This report was presented to the Board of Directors at its meeting on January 5, 2014
1. Data-gathering initiative. Various constituencies within the Association have been contacted for their feedback on what should ideally be included in the revised Census. The talk by Robert Connor at the Presidential Panel also offered much food for thought. Most practical will probably be a streamlined Census form—also with a few additional questions,—that we can expect chairs of departments and programs to report on without too much difficulty.
2. The Subcommittee on Professional Ethics met during the convention. I will report any recommendations to the Board if and when the Committee makes any.
3. A member requested that the Committee for Professional Matters consider adding a clause regarding spousal hiring to APA’s Statement of Professional Ethics. Because of widely varying policies among institutions, both the Committee and the Board thought that it was not necessary to include reference to spousal hiring at this time.
4. Classics Advisory Service (Jeffrey Henderson).
A. Since its last report the CAS has acted in response to requests from two college departments in the US, each with two tenure-track lines threatened with reduction to one. In one case the administration followed the recommendation of a faculty curriculum committee; the CAS Director wrote to the dean in support of the department’s (and many students’) appeal to restore the line or at least approve a full-time visiting professor pending further consideration, but the president decided to approve only part-time coverage for next year. In the other case, the administration rejected the recommendation of a faculty curriculum committee to replace a vacated position; we await the advice of the remaining faculty member about how to support a renewed position request.
B. In response to a request from a university department in the UK that was threatened with closure and a disadvantageous institutional relocation of its faculty, President Feeney and the CAS Director wrote joint letters to the President; the administration subsequently withdrew these proposals.
C. The APA approved posting on its website petitions from the Coordination nationale des associations régionales des enseignants de langues anciennes (France), alerting the academic community to policy trends that threaten to reduce the teaching of Greek and Latin at all levels; from the Schweizerische Vereinigung für Altertumswissenschaft (Switzerland), protesting the proposed elimination of Latin and Greek from secondary schools in the canton of Bern; and from the Free University of Brussels, to preserve a Latin professorship.
D. The CAS also advised on the selection of visitors for four external reviews (one college, three university), and on handling assessment criteria for a college department that seemed unsuited to the discipline of classics.
5. The Committee on the Status of Women and Minority Groups (Alex Purves).
A. The Committee plans to organize another “Authors Meet Critics” panel for the 2015 Annual Meeting in New Orleans, possibly on Sarah Pomeroy’s Goddesses, Whores, Wives and Slaves. The purpose of these panels is to highlight work that, in one way or another, extends the scope of our discipline and contributes to our mission. The committee also hopes, through these panels, to supplement its information-gathering and monitoring functions with intellectual contributions.
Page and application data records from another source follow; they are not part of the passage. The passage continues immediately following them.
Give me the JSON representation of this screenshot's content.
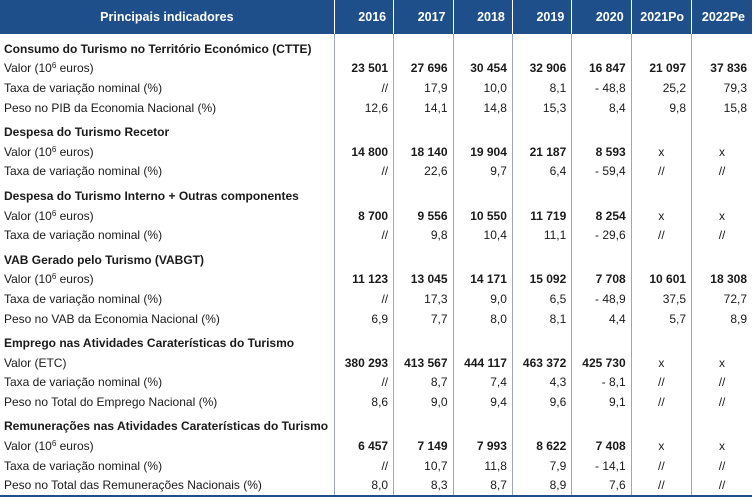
{
  "header": {
    "label": "Principais indicadores",
    "years": [
      "2016",
      "2017",
      "2018",
      "2019",
      "2020",
      "2021Po",
      "2022Pe"
    ]
  },
  "sections": [
    {
      "title": "Consumo do Turismo no Território Económico (CTTE)",
      "rows": [
        {
          "label_pre": "Valor (10",
          "label_sup": "6",
          "label_post": " euros)",
          "bold": true,
          "values": [
            "23 501",
            "27 696",
            "30 454",
            "32 906",
            "16 847",
            "21 097",
            "37 836"
          ]
        },
        {
          "label": "Taxa de variação nominal (%)",
          "values": [
            "//",
            "17,9",
            "10,0",
            "8,1",
            "-  48,8",
            "25,2",
            "79,3"
          ]
        },
        {
          "label": "Peso no PIB da Economia Nacional (%)",
          "values": [
            "12,6",
            "14,1",
            "14,8",
            "15,3",
            "8,4",
            "9,8",
            "15,8"
          ]
        }
      ]
    },
    {
      "title": "Despesa do Turismo Recetor",
      "rows": [
        {
          "label_pre": "Valor (10",
          "label_sup": "6",
          "label_post": " euros)",
          "bold": true,
          "values": [
            "14 800",
            "18 140",
            "19 904",
            "21 187",
            "8 593",
            "x",
            "x"
          ]
        },
        {
          "label": "Taxa de variação nominal (%)",
          "values": [
            "//",
            "22,6",
            "9,7",
            "6,4",
            "-  59,4",
            "//",
            "//"
          ]
        }
      ]
    },
    {
      "title": "Despesa do Turismo Interno + Outras componentes",
      "rows": [
        {
          "label_pre": "Valor (10",
          "label_sup": "6",
          "label_post": " euros)",
          "bold": true,
          "values": [
            "8 700",
            "9 556",
            "10 550",
            "11 719",
            "8 254",
            "x",
            "x"
          ]
        },
        {
          "label": "Taxa de variação nominal (%)",
          "values": [
            "//",
            "9,8",
            "10,4",
            "11,1",
            "-  29,6",
            "//",
            "//"
          ]
        }
      ]
    },
    {
      "title": "VAB Gerado pelo Turismo (VABGT)",
      "rows": [
        {
          "label_pre": "Valor (10",
          "label_sup": "6",
          "label_post": " euros)",
          "bold": true,
          "values": [
            "11 123",
            "13 045",
            "14 171",
            "15 092",
            "7 708",
            "10 601",
            "18 308"
          ]
        },
        {
          "label": "Taxa de variação nominal (%)",
          "values": [
            "//",
            "17,3",
            "9,0",
            "6,5",
            "-  48,9",
            "37,5",
            "72,7"
          ]
        },
        {
          "label": "Peso no VAB da Economia Nacional (%)",
          "values": [
            "6,9",
            "7,7",
            "8,0",
            "8,1",
            "4,4",
            "5,7",
            "8,9"
          ]
        }
      ]
    },
    {
      "title": "Emprego nas Atividades Caraterísticas do Turismo",
      "rows": [
        {
          "label": "Valor (ETC)",
          "bold": true,
          "values": [
            "380 293",
            "413 567",
            "444 117",
            "463 372",
            "425 730",
            "x",
            "x"
          ]
        },
        {
          "label": "Taxa de variação nominal (%)",
          "values": [
            "//",
            "8,7",
            "7,4",
            "4,3",
            "-  8,1",
            "//",
            "//"
          ]
        },
        {
          "label": "Peso no Total do Emprego Nacional (%)",
          "values": [
            "8,6",
            "9,0",
            "9,4",
            "9,6",
            "9,1",
            "//",
            "//"
          ]
        }
      ]
    },
    {
      "title": "Remunerações nas Atividades Caraterísticas do Turismo",
      "rows": [
        {
          "label_pre": "Valor (10",
          "label_sup": "6",
          "label_post": " euros)",
          "bold": true,
          "values": [
            "6 457",
            "7 149",
            "7 993",
            "8 622",
            "7 408",
            "x",
            "x"
          ]
        },
        {
          "label": "Taxa de variação nominal (%)",
          "values": [
            "//",
            "10,7",
            "11,8",
            "7,9",
            "-  14,1",
            "//",
            "//"
          ]
        },
        {
          "label": "Peso  no Total das Remunerações Nacionais (%)",
          "values": [
            "8,0",
            "8,3",
            "8,7",
            "8,9",
            "7,6",
            "//",
            "//"
          ]
        }
      ]
    }
  ]
}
B. As for the collection and examination of information, the Committee offered various suggestions and expressed come concerns, i.e., be sure to find ways to capture scholars working in subfields, such as ancient history, or outside traditional Classics departments; salary information if possible; getting the data by the time of CSWMG’s next meeting in 2015 (and this is more important than having the survey be perfect in the first instance.
6. Placement Committee (David Potter). The Committee’s full detailed report is attached on the first year of the new APA Placement Committee (now that the AIA has withdrawn its participation). Particular attention is drawn to the results of the recent survey.
7. Journal editors (Craig Gibson). At their annual gathering during the convention, the editors discussed a member’s suggestion passed along to them by the Committee of Professional Matters about “creating a site that would bring together information about journals” with “an annually updated database of journals in classics with timelines including average time from submission to decision and acceptance to print, as well as information like number of reviewers and R&R policy” and information on “length limits, languages, and restrictions on field” with “moderated comments.” The editors felt that such a database would not be practical and has the potential to be misinterpreted or misused.
Respectfully submitted, John F. Miller